Brynle Williams was the mastermind of the oil refinery blockades in 2000 that starved Britain of fuel in a dramatic protest over the high levels of duty on petrol and diesel. The campaign only ended when protesters were sure they had secured a promise from Government to reduce duty on some fuels, particularly for hauliers.
With fears of a war with Iraq, combined with strikes in Venezuela affecting oil supply, prices are once again rising, with some experts saying they could reach 90p a litre – or £4 a gallon – in the near future. This would exceed the price levels that sparked protests two years ago, when petrol prices reached £3.86 a gallon.
Williams said fleets had to get involved in demanding fair play on fuel for business to offset another crisis.
He said: 'Everyone is affected by the high price of fuel, from lorry drivers to van fleets and company car drivers. We can't live without fuel and business vehicles are doing an essential job.
'The nation depends on fleets and the industry as a whole needs to campaign for a reduction in duty on fuel when it is for business use.'
Williams, who has been chosen as a Conservative candidate in the Welsh Assembly elections this year, said he was taking an entirely political approach to the problem this time.
But he warned: 'I believe that if fuel prices rise as predicted, then you can expect some form of direct action.'
Williams said although fleets can reclaim the cost of VAT on business fuel, they should demand further reductions in duty on fuel when they can prove it is entirely for business use.
His comments come as fuel experts warn that if there are further fuel price hikes, then fleets could see their budgets severely stretched.
Accountancy firm Tenon claims that prices could rise from the current level of 74p a litre to 90p a litre in the event of hostilities with Iraq.
Danny Clenaghan, managing director of fuel and business mobility at Arval PHH, said: 'Threats of a war in Iraq have led many people to believe that oil supplies out of the Gulf could be disrupted. As a result of this implied shortage, the price of crude oil has risen sharply.
'The longer this uncertainty continues, the longer oil prices will stay high. That, in turn, could mean fuel prices staying at these new levels or perhaps even going up further.
'Higher prices for petrol and diesel will put additional pressure on UK businesses. However, about 75% of the cost of a litre of unleaded is still taken up with fuel taxes and duties.
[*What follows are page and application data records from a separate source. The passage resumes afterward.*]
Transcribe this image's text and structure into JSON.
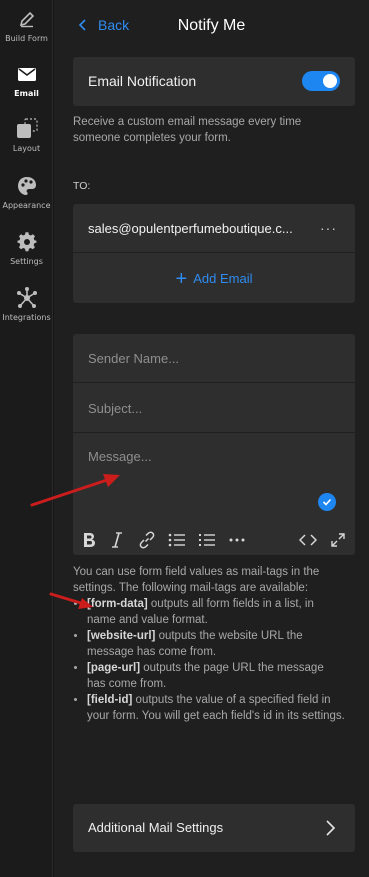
{
  "rail": {
    "items": [
      {
        "label": "Build Form",
        "icon": "pencil-icon"
      },
      {
        "label": "Email",
        "icon": "envelope-icon",
        "active": true
      },
      {
        "label": "Layout",
        "icon": "layout-icon"
      },
      {
        "label": "Appearance",
        "icon": "palette-icon"
      },
      {
        "label": "Settings",
        "icon": "gear-icon"
      },
      {
        "label": "Integrations",
        "icon": "integrations-icon"
      }
    ]
  },
  "header": {
    "back_label": "Back",
    "title": "Notify Me"
  },
  "email_notification": {
    "label": "Email Notification",
    "enabled": true,
    "help_text": "Receive a custom email message every time someone completes your form."
  },
  "recipients": {
    "to_label": "TO:",
    "emails": [
      "sales@opulentperfumeboutique.c..."
    ],
    "more_label": "···",
    "add_label": "Add Email"
  },
  "compose": {
    "sender_placeholder": "Sender Name...",
    "subject_placeholder": "Subject...",
    "message_placeholder": "Message..."
  },
  "mail_tags": {
    "intro": "You can use form field values as mail-tags in the settings. The following mail-tags are available:",
    "items": [
      {
        "tag": "[form-data]",
        "desc": " outputs all form fields in a list, in name and value format."
      },
      {
        "tag": "[website-url]",
        "desc": " outputs the website URL the message has come from."
      },
      {
        "tag": "[page-url]",
        "desc": " outputs the page URL the message has come from."
      },
      {
        "tag": "[field-id]",
        "desc": " outputs the value of a specified field in your form. You will get each field's id in its settings."
      }
    ]
  },
  "additional": {
    "label": "Additional Mail Settings"
  },
  "colors": {
    "accent": "#1e86f0",
    "link": "#2f8cf0",
    "annotation_arrow": "#cc1d1d"
  }
}
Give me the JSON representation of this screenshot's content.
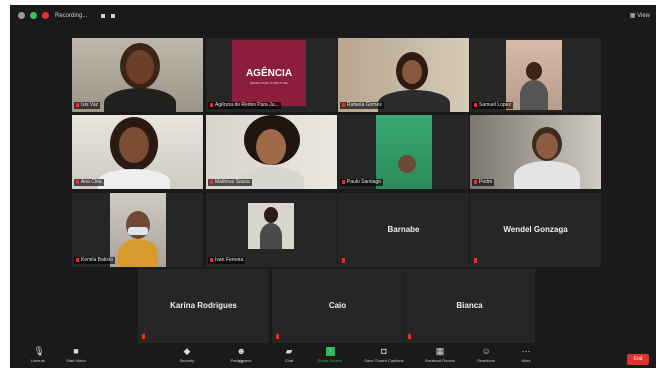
{
  "top_bar": {
    "status": "Recording...",
    "view": "View"
  },
  "tiles": {
    "t1": "Isis Vaz",
    "t2": "Agência de Redes Para Ju...",
    "t3": "Rafaela Gomes",
    "t4": "Samuel Lopez",
    "t5": "Ana Cléa",
    "t6": "Matheus Souza",
    "t7": "Paulo Santiago",
    "t8": "Pedro",
    "t9": "Kemila Batista",
    "t10": "Ivan Ferreira",
    "t11": "Barnabe",
    "t12": "Wendel Gonzaga",
    "t13": "Karina Rodrigues",
    "t14": "Caio",
    "t15": "Bianca"
  },
  "logo_text": "AGÊNCIA",
  "logo_subtext": "REDES PARA JUVENTUDE",
  "toolbar": {
    "unmute": "Unmute",
    "start_video": "Start Video",
    "security": "Security",
    "participants": "Participants",
    "participants_count": "15",
    "chat": "Chat",
    "share_screen": "Share Screen",
    "save_captions": "Save Closed Captions",
    "breakout_rooms": "Breakout Rooms",
    "reactions": "Reactions",
    "more": "More",
    "end": "End"
  },
  "colors": {
    "accent": "#b9d23a",
    "red": "#e0322f",
    "logo_bg": "#8b1e3f"
  }
}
If the price of crude is going to stay high, the Government could win a lot of friends by bringing our fuel duties down.
'Fuel remains the second-biggest cost for fleets, after depreciation, so higher prices for petrol and diesel will put additional pressure on UK businesses.'